Defense Date


Graduation Date

Fall 12-17-2021


Immediate Access

Submission Type


Degree Name





McAnulty College and Graduate School of Liberal Arts

Committee Chair

Elizabeth Fein

Committee Member

Derek Hook

Committee Member

Leswin Laubscher

Committee Member

Kathleen Blee


exit, supremacism, prejudice, discrimination, social dominance orientation, authoritarianism, structural change, intervention


Aims. Though psychologists are generally well-positioned to implement micro- and macro-level interventions from their roles as clinicians, educators, researchers, and consultants, there is a paucity of formal guidance on how to approach client-generated or structural prejudice and discrimination. The current study addresses this literature gap by integrating previous literature and implementation models from a related field toward a novel treatment approach.

Background. A critical literature review supported intervention-focused conceptualizations of “supremacism” and demonstrated that mutually reinforcing micro- and macro-level discrimination generates demographic disparities in safety, liberty, and well-being. This typically emerges in the United States as White supremacist heteropatriarchy while distinct discrimination hierarchies also appeared in every nation-state and in pre-history. Syndromal patterns of personality difficulty, cognitive distortion, emotional disturbance, and behavioral aggression consistently constituted individual expressions.

Methods. This project employed multi-sited ethnography, situated grounded theory, and critical analysis. Field study included interviews with “exit work” practitioners (N=11) from four countries who staffed “violent far-right extremist” and organized crime counter-recruitment programs. Approximately 75% were former neo-Nazis or White supremacists; approximately 36% had advanced mental health care degrees.

Results.
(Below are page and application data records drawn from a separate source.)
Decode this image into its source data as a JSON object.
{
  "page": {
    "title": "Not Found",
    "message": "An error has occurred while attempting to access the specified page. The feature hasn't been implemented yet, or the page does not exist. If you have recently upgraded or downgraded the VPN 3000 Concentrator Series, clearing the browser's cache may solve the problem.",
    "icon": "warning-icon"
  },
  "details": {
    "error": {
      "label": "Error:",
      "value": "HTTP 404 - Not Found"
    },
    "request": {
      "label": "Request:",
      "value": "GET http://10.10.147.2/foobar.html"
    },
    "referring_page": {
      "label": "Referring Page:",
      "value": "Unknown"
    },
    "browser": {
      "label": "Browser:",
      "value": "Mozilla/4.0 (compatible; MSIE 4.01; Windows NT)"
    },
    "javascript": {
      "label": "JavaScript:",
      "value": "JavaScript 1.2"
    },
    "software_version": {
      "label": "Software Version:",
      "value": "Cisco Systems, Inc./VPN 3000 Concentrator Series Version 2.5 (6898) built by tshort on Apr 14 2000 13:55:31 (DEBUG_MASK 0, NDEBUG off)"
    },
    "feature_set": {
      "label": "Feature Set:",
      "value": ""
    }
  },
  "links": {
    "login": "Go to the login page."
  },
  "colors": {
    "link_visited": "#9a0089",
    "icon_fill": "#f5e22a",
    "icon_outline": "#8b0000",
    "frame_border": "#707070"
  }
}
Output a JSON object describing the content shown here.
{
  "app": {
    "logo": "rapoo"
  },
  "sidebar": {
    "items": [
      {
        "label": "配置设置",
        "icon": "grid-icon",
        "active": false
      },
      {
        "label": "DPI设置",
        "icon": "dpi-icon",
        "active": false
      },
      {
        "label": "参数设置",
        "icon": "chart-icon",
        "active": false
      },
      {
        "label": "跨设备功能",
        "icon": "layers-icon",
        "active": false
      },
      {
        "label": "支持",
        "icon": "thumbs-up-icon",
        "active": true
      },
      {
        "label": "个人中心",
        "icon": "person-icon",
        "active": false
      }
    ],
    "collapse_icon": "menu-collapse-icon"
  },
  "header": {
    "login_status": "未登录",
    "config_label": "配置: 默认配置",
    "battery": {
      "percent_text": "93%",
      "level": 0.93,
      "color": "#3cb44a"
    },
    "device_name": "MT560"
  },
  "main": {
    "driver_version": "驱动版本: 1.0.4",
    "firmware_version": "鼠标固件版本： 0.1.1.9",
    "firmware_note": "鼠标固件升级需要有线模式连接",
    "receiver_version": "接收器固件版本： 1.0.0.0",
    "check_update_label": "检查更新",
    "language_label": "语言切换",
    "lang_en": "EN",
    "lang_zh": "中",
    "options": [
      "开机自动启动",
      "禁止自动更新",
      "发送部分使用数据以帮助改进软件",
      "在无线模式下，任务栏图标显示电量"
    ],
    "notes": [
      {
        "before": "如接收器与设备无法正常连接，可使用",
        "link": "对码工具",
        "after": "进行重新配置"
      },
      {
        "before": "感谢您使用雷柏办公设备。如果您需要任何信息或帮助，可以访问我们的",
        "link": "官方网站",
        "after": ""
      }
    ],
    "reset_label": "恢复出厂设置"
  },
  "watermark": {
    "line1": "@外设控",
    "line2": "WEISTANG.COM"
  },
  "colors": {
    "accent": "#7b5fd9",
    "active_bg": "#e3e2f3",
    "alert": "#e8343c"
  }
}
This study articulated exit work examples which address severe supremacist ideological presentations through assessment protocols, case formulations, and intervention approaches. Exit organizations developed these strategies since the 1990s and report positive intervention outcomes.

Conclusions. Exit interventions were closely related to existing psychological interventions. The project concludes by integrating exit workers’ collective experiences with the existing intervention literature. This “exit-informed approach” introduces interventions for micro- and macro-level supremacism in an actionable format.



Included in

Psychology Commons